And Chuck Close has. He's in the collection both as an artist, but also as a sitter. So he sort of plays this double role.
So we really — we write 140 words, English and Spanish, about the biography of that person, and they can often get rewritten. So we will change, you know, the context of someone as time goes on.
Do you think that there's a risk in condemning an artist for one part of their life? I'm not saying that it should be excused, but do you think that there's a risk that we cast aside an entire body of work because of the behavior at one slice of their life?
I do think that we need to slow down a little. I'm not saying we do nothing, but I do think having a dialogue and being very careful and deliberative about what the messaging is, because, as we know, a lot of fabulous artists have been — you know, had questionable morals, and yet, you know, we still enjoy Picasso, for example, or Cellini, who was definitely accused of sexual assault.

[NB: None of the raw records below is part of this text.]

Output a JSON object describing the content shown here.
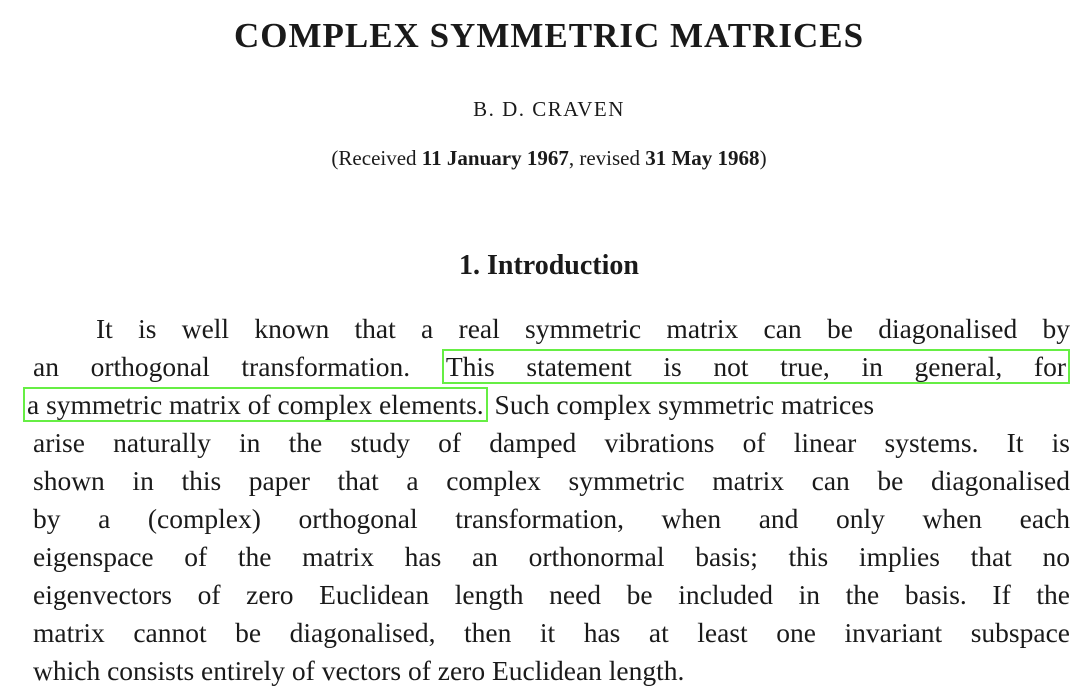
{
  "paper": {
    "title": "COMPLEX SYMMETRIC MATRICES",
    "author": "B. D. CRAVEN",
    "received": {
      "prefix": "(Received ",
      "date1": "11 January 1967",
      "mid": ", revised ",
      "date2": "31 May 1968",
      "suffix": ")"
    },
    "section_heading": "1. Introduction",
    "paragraph": {
      "l1": "It is well known that a real symmetric matrix can be diagonalised by",
      "l2_pre": "an orthogonal transformation. ",
      "l2_hl": "This statement is not true, in general, for",
      "l3_hl": "a symmetric matrix of complex elements.",
      "l3_post": " Such complex symmetric matrices",
      "l4": "arise naturally in the study of damped vibrations of linear systems. It is",
      "l5": "shown in this paper that a complex symmetric matrix can be diagonalised",
      "l6": "by a (complex) orthogonal transformation, when and only when each",
      "l7": "eigenspace of the matrix has an orthonormal basis; this implies that no",
      "l8": "eigenvectors of zero Euclidean length need be included in the basis. If the",
      "l9": "matrix cannot be diagonalised, then it has at least one invariant subspace",
      "l10": "which consists entirely of vectors of zero Euclidean length."
    },
    "highlight_color": "#66ee44"
  }
}
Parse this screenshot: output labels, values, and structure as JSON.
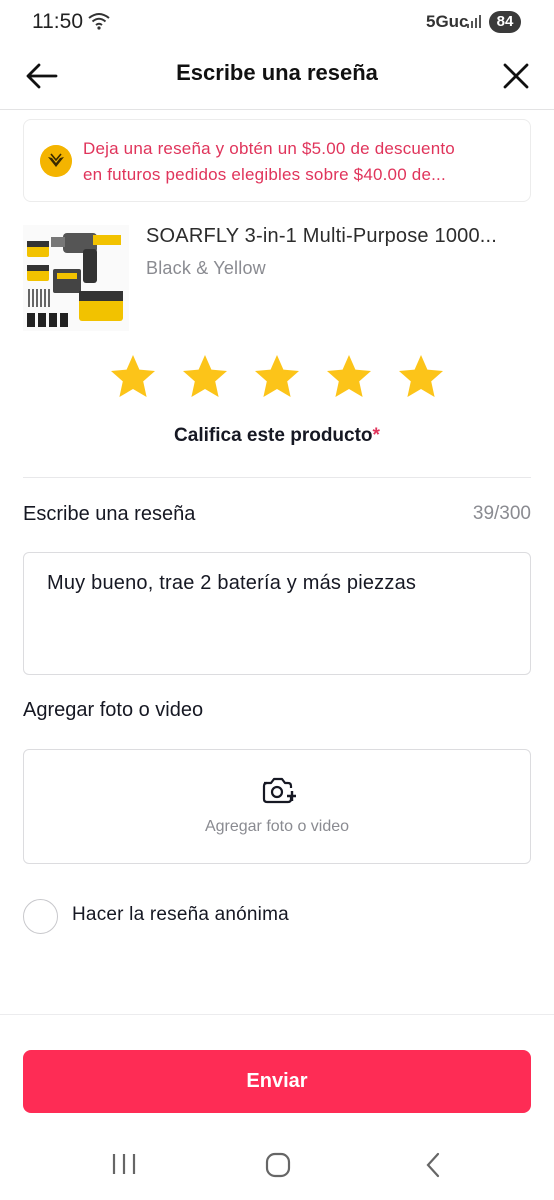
{
  "status_bar": {
    "time": "11:50",
    "network": "5Guc",
    "battery": "84"
  },
  "header": {
    "title": "Escribe una reseña",
    "back_icon": "arrow-left-icon",
    "close_icon": "close-icon"
  },
  "promo": {
    "line1": "Deja una reseña y obtén un $5.00 de descuento",
    "line2": "en futuros pedidos elegibles sobre $40.00 de...",
    "color": "#e0345b"
  },
  "product": {
    "title": "SOARFLY 3-in-1 Multi-Purpose 1000...",
    "variant": "Black & Yellow"
  },
  "rating": {
    "value": 5,
    "max": 5,
    "star_color": "#fcc419",
    "label": "Califica este producto",
    "required_mark": "*"
  },
  "review": {
    "label": "Escribe una reseña",
    "count": "39/300",
    "text": "Muy bueno, trae 2 batería y más piezzas"
  },
  "media": {
    "label": "Agregar foto o video",
    "hint": "Agregar foto o video",
    "icon": "camera-plus-icon"
  },
  "anonymous": {
    "label": "Hacer la reseña anónima",
    "checked": false
  },
  "submit": {
    "label": "Enviar",
    "color": "#fe2c55"
  }
}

Yes. I mean, the list goes on, right?
So, what I found actually interesting is that they have tended — of course, they're artists long dead. And they haven't related specifically to contemporary times.
In the Portrait Gallery, we have lots of sitters. This is the first time, to my knowledge, that we have actually had to deal with an artist's reputation. But, again, there is a tendency, I think, to have a knee-jerk reaction. I would caution everyone to slow down.
I would also say that museums are the one place that you can have a dialogue. And so I think one of the things we talked a lot about was, you know, do you provide an avenue for the public to really talk about, you know, how they feel about this?
This reminds me a little bit of the debate that we had over Confederate monuments.
Some people argued, unsuccessfully largely, that the monuments should stay up, but we should then wrap them in context and talk about who put them up, and why they were put up, and what the person on the top of that statue did in their life.
Do you think we can do that for an artist? Can you do that with a large, powerful piece of artwork? Can you wrap it in enough context so that you would feel comfortable, if this person had done awful things in their life, that that context would be meaningful for a viewer?
Yes, I mean, I do think so.
I'm not condoning that person. I don't think we can excuse sexual harassment in any form. But I do think putting it in the context of how that may have informed that person's work, the social mores at the time.
And we know, of course, that our approach to sexual harassment is very different from what it was back then. I remember there was a quote done of Lord Byron. He was mean, bad and not to be trifled with, sort of, and it was seen in this idea of the artist as being somehow exempt of the social mores, right, this idea that somehow artists get a pass on good manners.
And that would be a fuel for brilliance in art.
Brilliance, and somehow — and I think we're now at a point where we say, well, there is no excuse for all sorts of behaviors.
But does it change? I think the question is, at the end of the day, is it still good art? And it doesn't excuse it, but it is certainly something that adds to that story.
So, the merits of the art itself matter in this case, you would argue, that Chuck Close is, as you were saying, when you talk about portraiture, you can't not talk about Chuck Close, and so we have to take him in the fullness of his humanity.
And I would say that the actions of people who have changed this country, good and bad, matter, just like what we do today matters. If we were to have an opinion of culture and only just look at the great things, we wouldn't learn from the lessons from the worst things.
In fact, I often think that the more interesting conversations when you talk to people about regret, things that they were not able to achieve, and I would encourage us to have more of that conversation.
Kim Sajet of the National Portrait Gallery, thank you so much.
You're so welcome.
Watch the Full Episode
Support Provided By: